__Task details__. Output all of the entries beneath, exactly as written.

__Material provided__.
Content starts

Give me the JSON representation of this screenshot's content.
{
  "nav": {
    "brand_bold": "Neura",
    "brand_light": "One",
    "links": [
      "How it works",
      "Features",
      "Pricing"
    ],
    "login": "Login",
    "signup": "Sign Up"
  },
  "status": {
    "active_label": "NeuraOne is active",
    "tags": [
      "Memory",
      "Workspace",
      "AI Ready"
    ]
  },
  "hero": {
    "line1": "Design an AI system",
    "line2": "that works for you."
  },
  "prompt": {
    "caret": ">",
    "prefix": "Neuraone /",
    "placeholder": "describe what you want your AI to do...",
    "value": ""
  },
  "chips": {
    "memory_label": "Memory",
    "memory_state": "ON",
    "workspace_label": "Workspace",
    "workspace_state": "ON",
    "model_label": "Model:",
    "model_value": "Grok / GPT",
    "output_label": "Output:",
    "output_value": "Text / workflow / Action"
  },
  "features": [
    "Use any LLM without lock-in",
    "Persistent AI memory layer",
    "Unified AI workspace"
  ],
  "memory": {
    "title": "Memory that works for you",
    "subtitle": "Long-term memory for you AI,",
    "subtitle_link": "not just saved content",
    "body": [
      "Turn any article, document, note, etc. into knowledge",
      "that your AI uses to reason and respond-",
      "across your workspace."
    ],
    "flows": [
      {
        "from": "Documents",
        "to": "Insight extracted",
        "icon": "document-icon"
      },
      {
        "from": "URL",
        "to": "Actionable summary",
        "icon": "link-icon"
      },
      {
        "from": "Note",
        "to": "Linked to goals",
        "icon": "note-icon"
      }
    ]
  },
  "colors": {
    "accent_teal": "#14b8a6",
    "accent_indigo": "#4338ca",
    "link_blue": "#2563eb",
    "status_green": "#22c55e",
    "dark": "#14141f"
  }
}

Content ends

__Problem solution__.
Give me the JSON representation of this screenshot's content.
{
  "nav": {
    "brand_bold": "Neura",
    "brand_light": "One",
    "links": [
      "How it works",
      "Features",
      "Pricing"
    ],
    "login": "Login",
    "signup": "Sign Up"
  },
  "status": {
    "active_label": "NeuraOne is active",
    "tags": [
      "Memory",
      "Workspace",
      "AI Ready"
    ]
  },
  "hero": {
    "line1": "Design an AI system",
    "line2": "that works for you."
  },
  "prompt": {
    "caret": ">",
    "prefix": "Neuraone /",
    "placeholder": "describe what you want your AI to do...",
    "value": ""
  },
  "chips": {
    "memory_label": "Memory",
    "memory_state": "ON",
    "workspace_label": "Workspace",
    "workspace_state": "ON",
    "model_label": "Model:",
    "model_value": "Grok / GPT",
    "output_label": "Output:",
    "output_value": "Text / workflow / Action"
  },
  "features": [
    "Use any LLM without lock-in",
    "Persistent AI memory layer",
    "Unified AI workspace"
  ],
  "memory": {
    "title": "Memory that works for you",
    "subtitle": "Long-term memory for you AI,",
    "subtitle_link": "not just saved content",
    "body": [
      "Turn any article, document, note, etc. into knowledge",
      "that your AI uses to reason and respond-",
      "across your workspace."
    ],
    "flows": [
      {
        "from": "Documents",
        "to": "Insight extracted",
        "icon": "document-icon"
      },
      {
        "from": "URL",
        "to": "Actionable summary",
        "icon": "link-icon"
      },
      {
        "from": "Note",
        "to": "Linked to goals",
        "icon": "note-icon"
      }
    ]
  },
  "colors": {
    "accent_teal": "#14b8a6",
    "accent_indigo": "#4338ca",
    "link_blue": "#2563eb",
    "status_green": "#22c55e",
    "dark": "#14141f"
  }
}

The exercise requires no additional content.